Professionals use scales.
People in the know rely in scales: Chemists. Pharmacists. That flour-dusted hottie who works in the boulangerie. Do pot dealers use measuring spoons when they sell weed? No, and there’s a reason, and I think you already know it.
You can finally weigh those things in recipes that don’t give a volume
Like “4 ounces bittersweet chocolate, chopped” when the fair-trade Porcelana bar at the co-op only comes in a 5.5 ounces size. Or “3 ounces gruyere cheese, grated” when you have a chunk in the fridge left from some other recipe and you have no idea how much it weighs. With a scale, the mystery is solved—just weigh that shit, man.
The quantities you get using measuring cups and spoons can actually vary from style to style and brand to brand
These things are standardized, yes, but that does not mean the standards translated over to the real world. If you have a few different styles of measuring cups, try and experiment and compare the quantities you get using them. (Yes, I know you’ll need scale to do this, but so much the better.) The variations may be slight but, still—what B.S.! You don’t deserve slight variations. You deserve a scale.
A decent digital scale is a very modest investment
A decent digital scale is cheap. Mine, a Salter, cost about twenty bucks. It’s lasted ten years, with very frequent use (I’ve changed the batteries twice). A sturdy set of stainless-steel measuring cups can cost more than that.

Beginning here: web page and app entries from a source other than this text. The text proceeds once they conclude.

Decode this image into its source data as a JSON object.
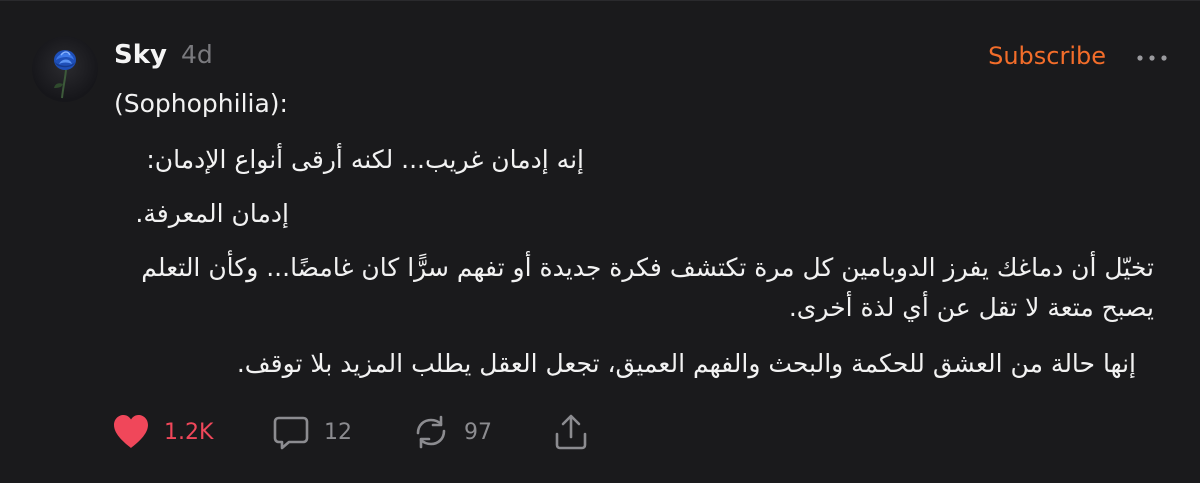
{
  "post": {
    "author": "Sky",
    "time": "4d",
    "subscribe_label": "Subscribe",
    "more_icon": "more-horizontal-icon",
    "lines": {
      "title": "(Sophophilia):",
      "p1": "إنه إدمان غريب... لكنه أرقى أنواع الإدمان:",
      "p2": "إدمان المعرفة.",
      "p3": "تخيّل أن دماغك يفرز الدوبامين كل مرة تكتشف فكرة جديدة أو تفهم سرًّا كان غامضًا... وكأن التعلم يصبح متعة لا تقل عن أي لذة أخرى.",
      "p4": "إنها حالة من العشق للحكمة والبحث والفهم العميق، تجعل العقل يطلب المزيد بلا توقف."
    }
  },
  "actions": {
    "likes": "1.2K",
    "comments": "12",
    "reposts": "97",
    "like_icon": "heart-icon",
    "comment_icon": "comment-icon",
    "repost_icon": "repost-icon",
    "share_icon": "share-icon"
  },
  "colors": {
    "background": "#1a1a1c",
    "accent": "#f36d2a",
    "like": "#f0475a",
    "muted": "#8c8c90"
  }
}
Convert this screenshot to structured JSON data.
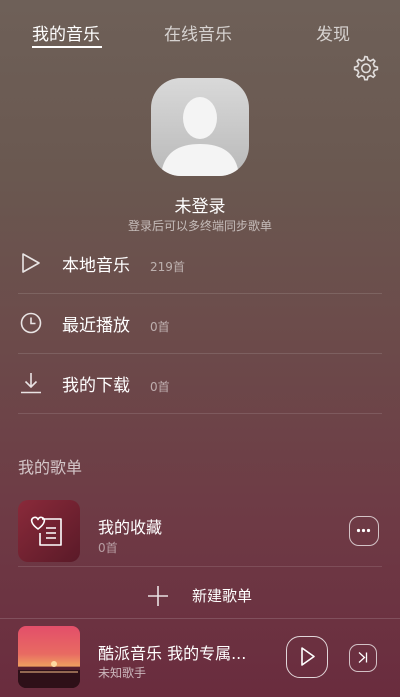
{
  "tabs": [
    {
      "label": "我的音乐",
      "active": true
    },
    {
      "label": "在线音乐",
      "active": false
    },
    {
      "label": "发现",
      "active": false
    }
  ],
  "user": {
    "name": "未登录",
    "hint": "登录后可以多终端同步歌单"
  },
  "menu": [
    {
      "label": "本地音乐",
      "count": "219首",
      "icon": "play-icon"
    },
    {
      "label": "最近播放",
      "count": "0首",
      "icon": "clock-icon"
    },
    {
      "label": "我的下载",
      "count": "0首",
      "icon": "download-icon"
    }
  ],
  "playlists": {
    "section_title": "我的歌单",
    "items": [
      {
        "name": "我的收藏",
        "count": "0首",
        "icon": "favorite-list-icon"
      }
    ],
    "new_label": "新建歌单"
  },
  "now_playing": {
    "title": "酷派音乐 我的专属...",
    "artist": "未知歌手"
  },
  "icons": {
    "settings": "gear-icon",
    "more": "more-icon",
    "play": "play-icon",
    "next": "skip-next-icon",
    "add": "plus-icon"
  }
}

Usually I avoid purchasing items that require batteries, but I like digital scales because they are easy to read and easier to zero out. Also, inexpensive mechanical scales tend to not be as precise. If you think your scale is off, here’s a quick diagnostic trick copped from production bakeries: put a pound of butter on there. If it’s a few ounces off one way or the other, you need to calibrate the scale.

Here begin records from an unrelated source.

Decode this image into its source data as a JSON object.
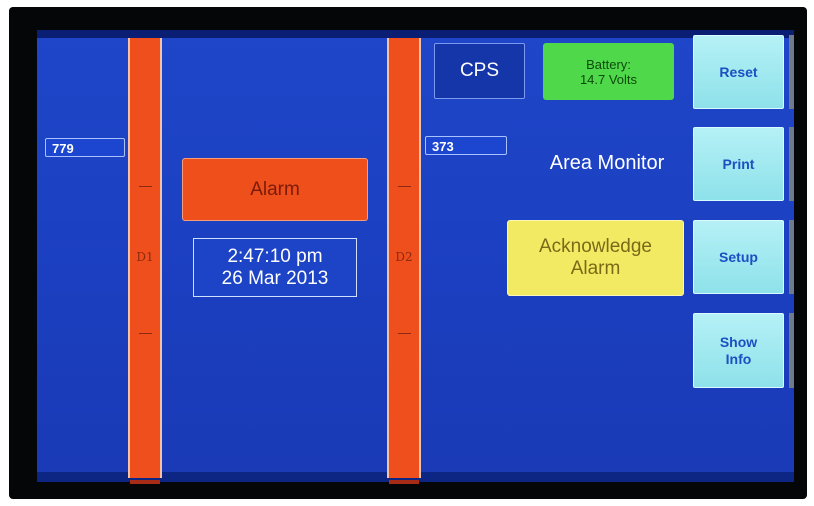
{
  "detectors": [
    {
      "label": "D1",
      "readout": "779"
    },
    {
      "label": "D2",
      "readout": "373"
    }
  ],
  "alarm": {
    "label": "Alarm"
  },
  "clock": {
    "time": "2:47:10 pm",
    "date": "26 Mar 2013"
  },
  "units": {
    "label": "CPS"
  },
  "battery": {
    "line1": "Battery:",
    "line2": "14.7 Volts"
  },
  "title": "Area Monitor",
  "acknowledge": {
    "line1": "Acknowledge",
    "line2": "Alarm"
  },
  "buttons": {
    "reset": "Reset",
    "print": "Print",
    "setup": "Setup",
    "show_info_line1": "Show",
    "show_info_line2": "Info"
  },
  "colors": {
    "screen": "#1f46c9",
    "bar": "#ef4f1c",
    "alarm": "#ee4f1b",
    "battery_ok": "#4fd84a",
    "acknowledge": "#f2ea63",
    "side_button": "#a6ecf2"
  }
}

Mastering use of a digital scale is far easier than any other kitchen skill
It’s, like, barely a skill. You’ve probably stood on a bathroom scale before, so you have some familiarity with the concept.
A digital scale converts to metric weight at the touch of a button
Ahh, the metric system. It’s so much easier to work with in a kitchen. Consider: If there’s anything as annoying as a recipe that calls for 2/3 cup plus 2 tablespoons of an ingredient, it’s a recipe that calls for 5-5/8 ounces of something. (Don’t even get me started on solid ounces versus fluid ounces.)
But 158 grams? Is just 158 grams, plain and simple. Since the metric system is not what we use here in America, let’s just focus on one hurdle at a time. Get a scale first, flirt with the marvelously logical metric system next, and enjoy swift, accurate measuring in the professional manner. I promise it won’t keep you from reveling in your pinches and handfuls the next time you make a big batch of chili or pasta. With a scale, you can have your expertly-measured cake and eat it, too.
Sara Bir is Paste’s food editor.
Derek E-Jay CC BY-ND